How Did You Develop Your Product?
There are two basic ways to develop a product. Either the company developed something out of a personal experience or they found a problem in the marketplace and devised a solution for it.
Ideally, you’ll want to do business with someone in the former category. Why? Because companies that develop out of personal or shared experiences tend to have a better grasp on the problem, solution, and implications of their solution.
Who Is Going To Help Set It Up?
You don’t want to set up a new application without support. First of all, if you do it incorrectly, you could create a security issue. Secondly, you don’t want a non-functioning app with no support. Your SaaS vendors should have a knowledge base that you can reference, but sometimes you need more.
Ask about options for assisted installation.
What’s The Most Complex Installation You’ve Done Thus Far?
Get a more comprehensive understanding about how the whole process works, and be wary of nonspecific or vague answers to your questions. Your vendor should be overflowing with details about the install process.
Also, you’ll want to know what type of experience the vendor has with complicated installs. Onboarding can take a few wrong turns even when the installation team is well-versed in your application and experienced with the installation process. Know how your vendor manages setbacks.
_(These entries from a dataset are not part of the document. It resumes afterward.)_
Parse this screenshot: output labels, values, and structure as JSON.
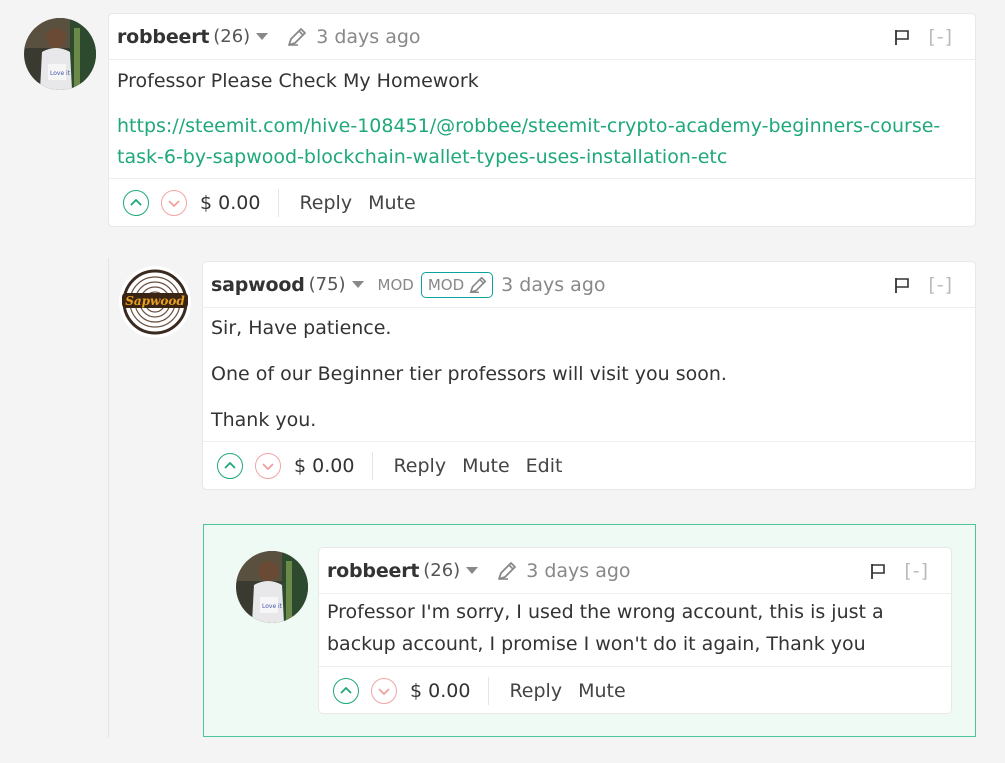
{
  "comments": [
    {
      "author": "robbeert",
      "reputation": "(26)",
      "time": "3 days ago",
      "collapse": "[-]",
      "body": "Professor Please Check My Homework",
      "link": "https://steemit.com/hive-108451/@robbee/steemit-crypto-academy-beginners-course-task-6-by-sapwood-blockchain-wallet-types-uses-installation-etc",
      "payout": "$ 0.00",
      "actions": [
        "Reply",
        "Mute"
      ]
    },
    {
      "author": "sapwood",
      "reputation": "(75)",
      "mod_label": "MOD",
      "mod_badge": "MOD",
      "time": "3 days ago",
      "collapse": "[-]",
      "avatar_text": "Sapwood",
      "paragraphs": [
        "Sir, Have patience.",
        "One of our Beginner tier professors will visit you soon.",
        "Thank you."
      ],
      "payout": "$ 0.00",
      "actions": [
        "Reply",
        "Mute",
        "Edit"
      ]
    },
    {
      "author": "robbeert",
      "reputation": "(26)",
      "time": "3 days ago",
      "collapse": "[-]",
      "body": "Professor I'm sorry, I used the wrong account, this is just a backup account, I promise I won't do it again, Thank you",
      "payout": "$ 0.00",
      "actions": [
        "Reply",
        "Mute"
      ]
    }
  ],
  "colors": {
    "upvote": "#1fa87b",
    "downvote": "#f2a5a5",
    "link": "#1fa87b",
    "highlight_border": "#4fc49a",
    "mod_badge": "#0fa0a0"
  }
}
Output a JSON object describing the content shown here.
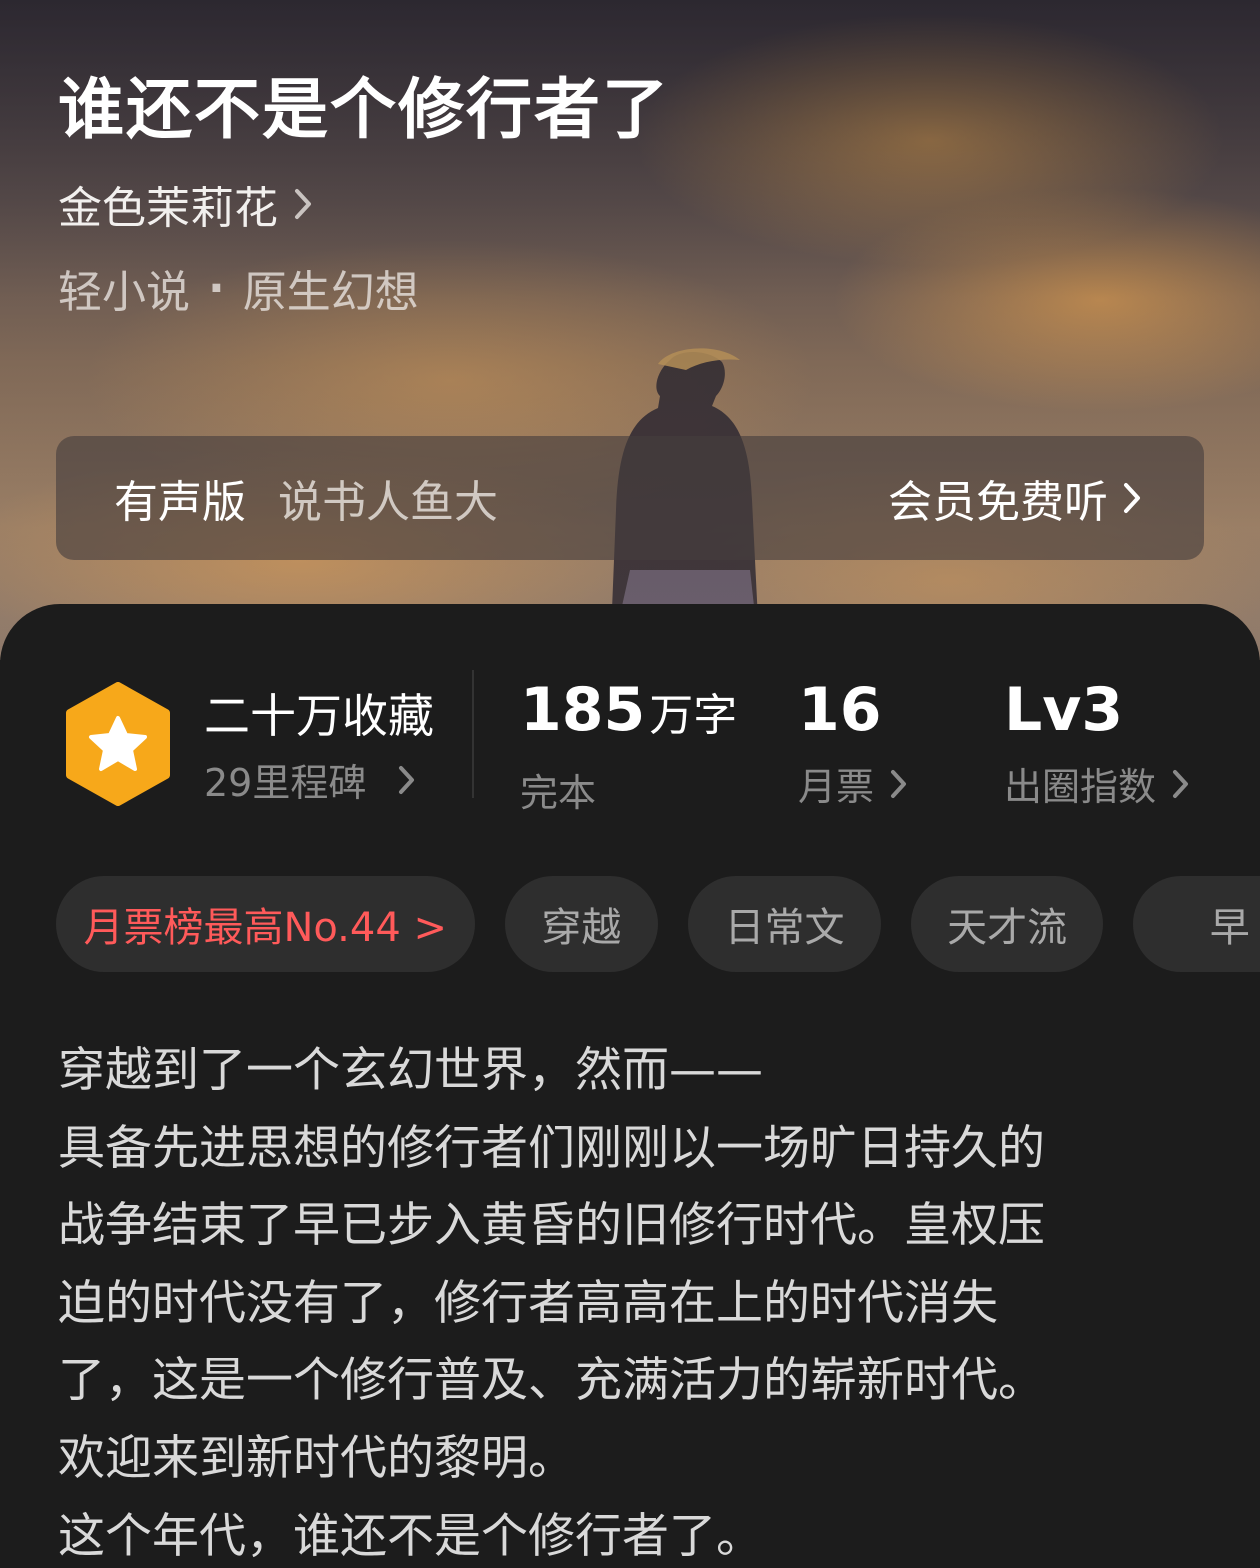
{
  "book": {
    "title": "谁还不是个修行者了",
    "author": "金色茉莉花",
    "category": "轻小说",
    "separator": "·",
    "subcategory": "原生幻想"
  },
  "audio": {
    "label": "有声版",
    "narrator": "说书人鱼大",
    "cta": "会员免费听"
  },
  "stats": {
    "milestone_title": "二十万收藏",
    "milestone_sub": "29里程碑",
    "words_value": "185",
    "words_unit": "万字",
    "words_label": "完本",
    "tickets_value": "16",
    "tickets_label": "月票",
    "level_value": "Lv3",
    "level_label": "出圈指数"
  },
  "tags": {
    "rank": "月票榜最高No.44 >",
    "items": [
      "穿越",
      "日常文",
      "天才流",
      "早"
    ]
  },
  "synopsis": {
    "lines": [
      "穿越到了一个玄幻世界，然而——",
      "具备先进思想的修行者们刚刚以一场旷日持久的",
      "战争结束了早已步入黄昏的旧修行时代。皇权压",
      "迫的时代没有了，修行者高高在上的时代消失",
      "了，这是一个修行普及、充满活力的崭新时代。",
      "欢迎来到新时代的黎明。",
      "这个年代，谁还不是个修行者了。"
    ]
  },
  "colors": {
    "background": "#1c1c1c",
    "tag_bg": "#2e2e2e",
    "rank_red": "#ff5a5a",
    "badge_orange": "#f7a81a",
    "muted_text": "#8a8a8a"
  },
  "icons": {
    "author_chevron": "chevron-right-icon",
    "badge": "star-hexagon-badge-icon"
  }
}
What Does My IT Team Need To Know?
Is there any part of the installation process you will have to perform yourself? What about penetration testing after the install. Companies, like Sec-Tec.co.uk, often recommend that you have testing done after any major change to your network or system. If your vendor doesn’t, ask why.
Are You 27001 Accredited?
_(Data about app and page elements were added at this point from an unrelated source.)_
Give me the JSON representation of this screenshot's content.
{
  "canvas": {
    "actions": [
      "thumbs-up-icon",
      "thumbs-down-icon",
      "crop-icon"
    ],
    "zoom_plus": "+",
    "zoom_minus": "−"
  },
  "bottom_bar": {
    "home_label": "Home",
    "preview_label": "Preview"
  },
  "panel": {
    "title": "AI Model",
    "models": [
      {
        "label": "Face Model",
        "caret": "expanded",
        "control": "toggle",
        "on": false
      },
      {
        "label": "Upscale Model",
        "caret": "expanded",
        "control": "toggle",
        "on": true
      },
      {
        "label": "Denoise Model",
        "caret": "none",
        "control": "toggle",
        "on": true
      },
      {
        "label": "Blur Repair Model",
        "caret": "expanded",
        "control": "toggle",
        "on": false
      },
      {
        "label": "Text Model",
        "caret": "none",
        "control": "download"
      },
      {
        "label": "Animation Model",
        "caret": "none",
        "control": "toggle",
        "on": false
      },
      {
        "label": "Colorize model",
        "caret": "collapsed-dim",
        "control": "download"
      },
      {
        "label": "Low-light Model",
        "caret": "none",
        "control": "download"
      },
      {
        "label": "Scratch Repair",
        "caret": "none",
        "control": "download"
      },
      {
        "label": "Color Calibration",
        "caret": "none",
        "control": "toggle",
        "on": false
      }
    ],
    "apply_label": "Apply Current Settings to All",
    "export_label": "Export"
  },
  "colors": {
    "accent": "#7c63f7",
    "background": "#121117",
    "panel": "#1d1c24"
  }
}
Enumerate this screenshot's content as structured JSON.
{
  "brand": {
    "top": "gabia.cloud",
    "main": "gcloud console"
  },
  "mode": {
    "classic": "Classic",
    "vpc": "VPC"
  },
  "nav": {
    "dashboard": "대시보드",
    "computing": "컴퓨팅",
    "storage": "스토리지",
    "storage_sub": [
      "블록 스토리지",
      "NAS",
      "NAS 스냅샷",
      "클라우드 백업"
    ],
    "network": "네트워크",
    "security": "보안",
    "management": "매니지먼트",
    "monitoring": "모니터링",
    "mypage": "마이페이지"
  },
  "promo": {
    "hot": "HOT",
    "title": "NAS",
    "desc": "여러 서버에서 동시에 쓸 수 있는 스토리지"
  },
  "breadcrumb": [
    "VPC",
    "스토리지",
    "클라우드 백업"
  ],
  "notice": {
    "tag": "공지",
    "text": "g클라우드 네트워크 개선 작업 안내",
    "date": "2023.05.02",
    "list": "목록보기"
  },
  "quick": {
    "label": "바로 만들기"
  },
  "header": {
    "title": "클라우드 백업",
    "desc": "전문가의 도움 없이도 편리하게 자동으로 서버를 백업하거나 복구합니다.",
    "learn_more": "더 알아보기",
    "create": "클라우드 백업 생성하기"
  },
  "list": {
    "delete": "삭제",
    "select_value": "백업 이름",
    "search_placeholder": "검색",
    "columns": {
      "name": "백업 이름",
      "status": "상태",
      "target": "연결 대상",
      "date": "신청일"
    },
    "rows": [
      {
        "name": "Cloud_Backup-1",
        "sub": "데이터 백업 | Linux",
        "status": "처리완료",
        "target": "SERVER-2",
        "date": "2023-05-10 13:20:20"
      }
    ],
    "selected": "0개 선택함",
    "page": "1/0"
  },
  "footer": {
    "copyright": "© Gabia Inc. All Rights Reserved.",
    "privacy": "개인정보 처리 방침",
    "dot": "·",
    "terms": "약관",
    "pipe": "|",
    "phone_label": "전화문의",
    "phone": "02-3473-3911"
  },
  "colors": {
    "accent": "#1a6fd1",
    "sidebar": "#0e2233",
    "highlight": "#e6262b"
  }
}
The ISO 27001 certification signifies a company’s commitment to best practices in cloud security and data handling. If your vendor isn’t, ask why. Most reputable companies will seek out this accreditation so it’s unusual for a company to not bother with it.
Have You Done A Recent Penetration Test?
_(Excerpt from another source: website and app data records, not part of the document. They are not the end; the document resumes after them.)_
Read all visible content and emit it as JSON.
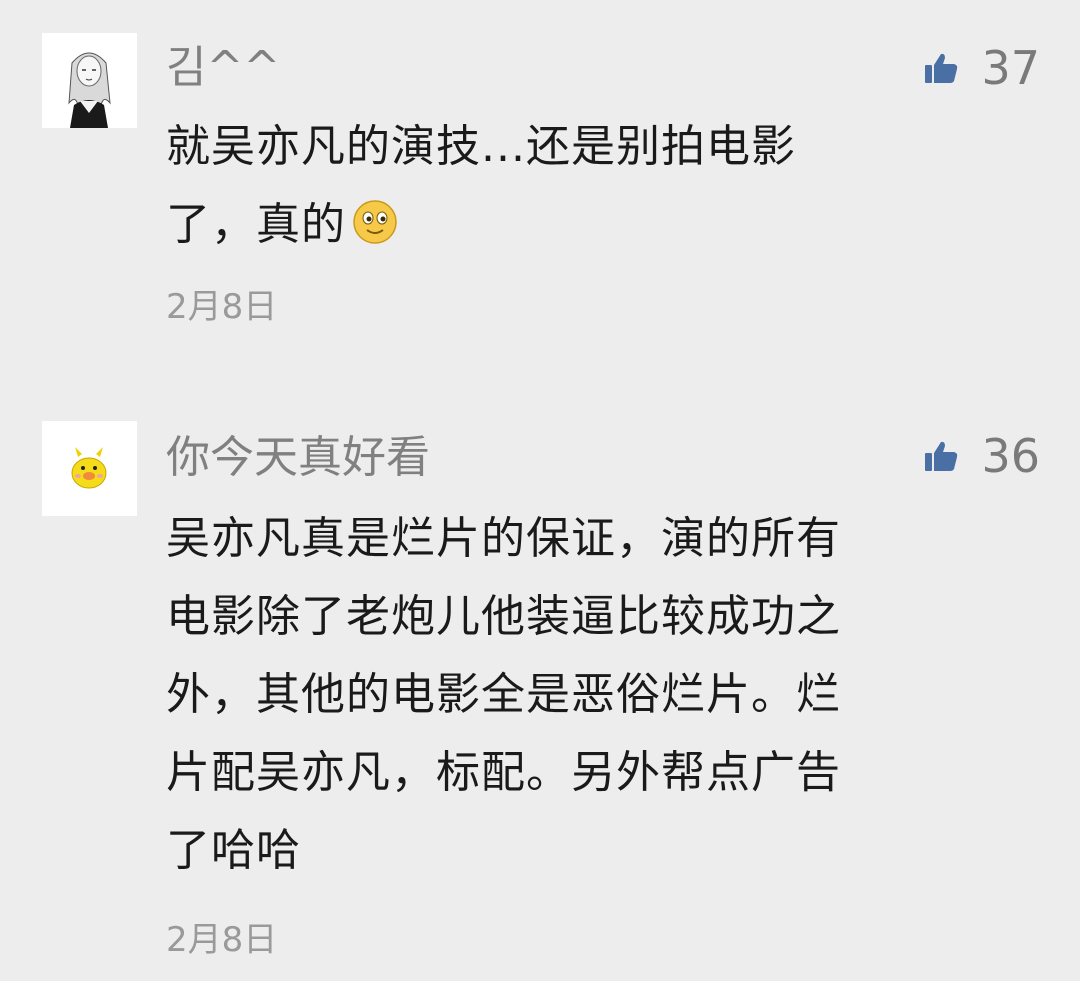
{
  "comments": [
    {
      "username": "김^^",
      "avatar_icon": "avatar-girl-sketch",
      "like_icon": "thumbs-up-icon",
      "like_count": "37",
      "content_lines": [
        "就吴亦凡的演技...还是别拍电影",
        "了，真的"
      ],
      "emoji_icon": "smile-emoji-icon",
      "date": "2月8日"
    },
    {
      "username": "你今天真好看",
      "avatar_icon": "avatar-yellow-duck",
      "like_icon": "thumbs-up-icon",
      "like_count": "36",
      "content_lines": [
        "吴亦凡真是烂片的保证，演的所有",
        "电影除了老炮儿他装逼比较成功之",
        "外，其他的电影全是恶俗烂片。烂",
        "片配吴亦凡，标配。另外帮点广告",
        "了哈哈"
      ],
      "date": "2月8日"
    }
  ],
  "colors": {
    "background": "#ededed",
    "like_icon": "#4a6fa5",
    "username": "#808080",
    "date": "#9a9a9a"
  }
}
Has your vendor done a recent penetration test? If not, ask why. Most security firms recommend pen testing at least once per quarter. If you store financial or healthcare-related information, you may want to have it done more often.
What Are Your Current Security Practices?
This is a big one, and it’s easy to avoid giving you definitive answers on this one. That’s because many companies either don’t have robust security practices or they do but they live in a culture of secrecy.
Neither scenario is going to help you much. Given the choice, you want to be doing business with a company that’s transparent about its processes and security practices. For example, does the company have defined processes, and do they train their employees on them, and can you attend a security meeting (provided it does not disclose proprietary information about the company)?
The way your vendor answers these questions will tell you a lot about whether you should do business with them. If your vendor seems unsure of their security practices, they probably don’t have a formal protocol laid out.
If they can’t tell you about continuing education for employees, they haven’t done it or don’t do it often enough to warrant record-keeping. If the vendor won’t let you sit in on continuing education, it could be because the company has to keep some of its business practices secret, but it could also mean that either the security training isn’t very thorough or that they don’t do training.
Richard Baker is part of an IT team for a large corporate and enjoys taking the opportunity to share his industry knowledge and insights online. He is a frequent writer for a number of relevant websites.